This week Angela and I are staying in Rovaniemi in North Finland on the Arctic Circle. Our hotel is beautiful with an arctic theme. Our bathroom has a large picture of a Polar bear in the shower and a small polar bear lying on our bed. Today we visited the Arktikum Museum which focuses on the ecology of the arctic, and I learnt some interesting things about the Polar bear.
Polar bears are the largest animals in the arctic, with no predators. I wouldn’t like to meet one on a dark night as they can grow up to 700kg and are rather partial to meat. In fact, a polar bear’s main diet is seal and they particularly like the seal blubber. Adult males often only eat the fat and don’t bother with the meat. So why don’t polar bears have a terrible problem with heart disease and blood clots. We are constantly told that a high fat diet is bad for us and contributes to heart disease but polar bears are thriving and do not appear to have a heart problem. The answer is that the polar bear has a gene involved in fat processing that helps it metabolise fat more efficiently.
In our blood we have a protein called LDL, or low density lipoprotein, this is associated with cholesterol transport and is often referred to as the “bad” lipoprotein. When you have a cholesterol check your doctor will look at the total cholesterol and will be particularly interested in how much is associated with LDL. A high LDL is associated with heart disease and blood clots. LDL is normally cleared from the circulation by another protein called ApoB. Polar bears have an ApoB variant which appears to be more efficient and helps to clear the bad cholesterol from the circulation and transport it to fat cells where it is much safer. To quote from an article in Scientific American, “The polar bear has an anti-junk food gene which allows it to survive on a diet that would kill most mammals”.

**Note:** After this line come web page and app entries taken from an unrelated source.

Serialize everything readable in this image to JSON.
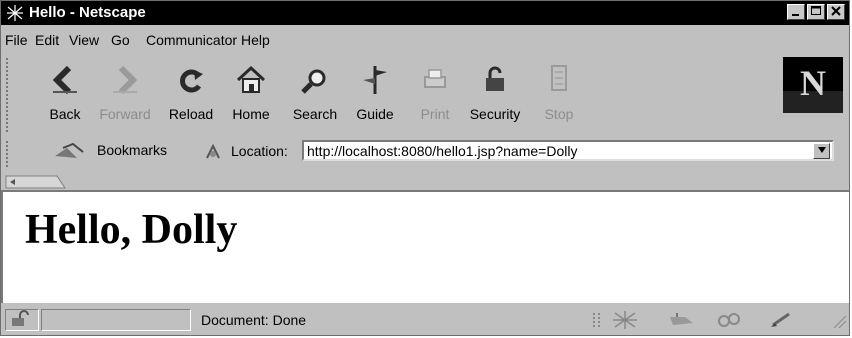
{
  "window": {
    "title": "Hello - Netscape"
  },
  "menubar": {
    "items": [
      "File",
      "Edit",
      "View",
      "Go",
      "Communicator",
      "Help"
    ]
  },
  "toolbar": {
    "buttons": [
      {
        "label": "Back",
        "icon": "back-arrow-icon",
        "enabled": true
      },
      {
        "label": "Forward",
        "icon": "forward-arrow-icon",
        "enabled": false
      },
      {
        "label": "Reload",
        "icon": "reload-icon",
        "enabled": true
      },
      {
        "label": "Home",
        "icon": "home-icon",
        "enabled": true
      },
      {
        "label": "Search",
        "icon": "search-icon",
        "enabled": true
      },
      {
        "label": "Guide",
        "icon": "guide-icon",
        "enabled": true
      },
      {
        "label": "Print",
        "icon": "print-icon",
        "enabled": false
      },
      {
        "label": "Security",
        "icon": "lock-icon",
        "enabled": true
      },
      {
        "label": "Stop",
        "icon": "stop-icon",
        "enabled": false
      }
    ]
  },
  "location_bar": {
    "bookmarks_label": "Bookmarks",
    "location_label": "Location:",
    "url": "http://localhost:8080/hello1.jsp?name=Dolly"
  },
  "content": {
    "heading": "Hello, Dolly"
  },
  "status": {
    "text": "Document: Done"
  },
  "colors": {
    "titlebar": "#000000",
    "chrome": "#c0c0c0",
    "page": "#ffffff",
    "disabled_text": "#8c8c8c"
  }
}
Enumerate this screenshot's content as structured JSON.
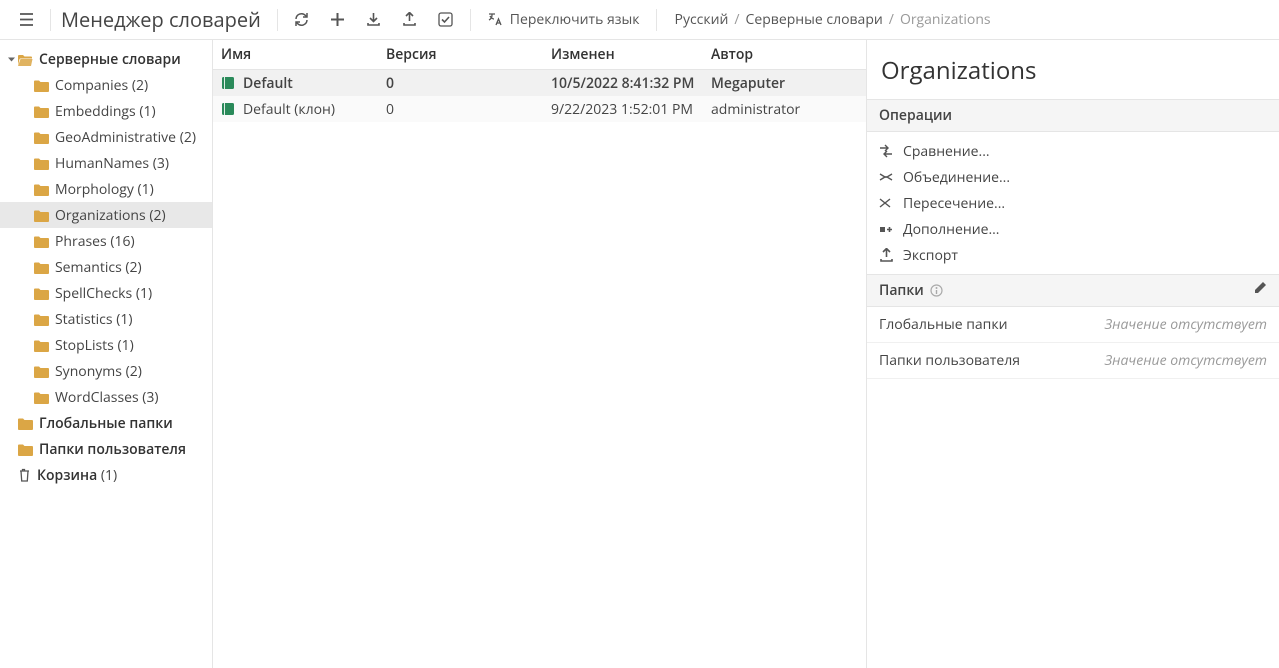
{
  "app_title": "Менеджер словарей",
  "lang_switch_label": "Переключить язык",
  "breadcrumb": [
    "Русский",
    "Серверные словари",
    "Organizations"
  ],
  "sidebar": {
    "root_label": "Серверные словари",
    "items": [
      {
        "label": "Companies",
        "count": "(2)"
      },
      {
        "label": "Embeddings",
        "count": "(1)"
      },
      {
        "label": "GeoAdministrative",
        "count": "(2)"
      },
      {
        "label": "HumanNames",
        "count": "(3)"
      },
      {
        "label": "Morphology",
        "count": "(1)"
      },
      {
        "label": "Organizations",
        "count": "(2)",
        "selected": true
      },
      {
        "label": "Phrases",
        "count": "(16)"
      },
      {
        "label": "Semantics",
        "count": "(2)"
      },
      {
        "label": "SpellChecks",
        "count": "(1)"
      },
      {
        "label": "Statistics",
        "count": "(1)"
      },
      {
        "label": "StopLists",
        "count": "(1)"
      },
      {
        "label": "Synonyms",
        "count": "(2)"
      },
      {
        "label": "WordClasses",
        "count": "(3)"
      }
    ],
    "global_label": "Глобальные папки",
    "user_label": "Папки пользователя",
    "trash_label": "Корзина",
    "trash_count": "(1)"
  },
  "table": {
    "headers": {
      "name": "Имя",
      "version": "Версия",
      "modified": "Изменен",
      "author": "Автор"
    },
    "rows": [
      {
        "name": "Default",
        "version": "0",
        "modified": "10/5/2022 8:41:32 PM",
        "author": "Megaputer",
        "selected": true
      },
      {
        "name": "Default (клон)",
        "version": "0",
        "modified": "9/22/2023 1:52:01 PM",
        "author": "administrator"
      }
    ]
  },
  "details": {
    "title": "Organizations",
    "ops_title": "Операции",
    "ops": [
      {
        "label": "Сравнение...",
        "icon": "compare"
      },
      {
        "label": "Объединение...",
        "icon": "union"
      },
      {
        "label": "Пересечение...",
        "icon": "intersect"
      },
      {
        "label": "Дополнение...",
        "icon": "complement"
      },
      {
        "label": "Экспорт",
        "icon": "export"
      }
    ],
    "folders_title": "Папки",
    "global_key": "Глобальные папки",
    "user_key": "Папки пользователя",
    "no_value": "Значение отсутствует"
  }
}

Unfortunately nobody has been able to engineer this gene to work more efficiently for humans, so I would advise you to keep to your low fat diet and avoid seal blubber.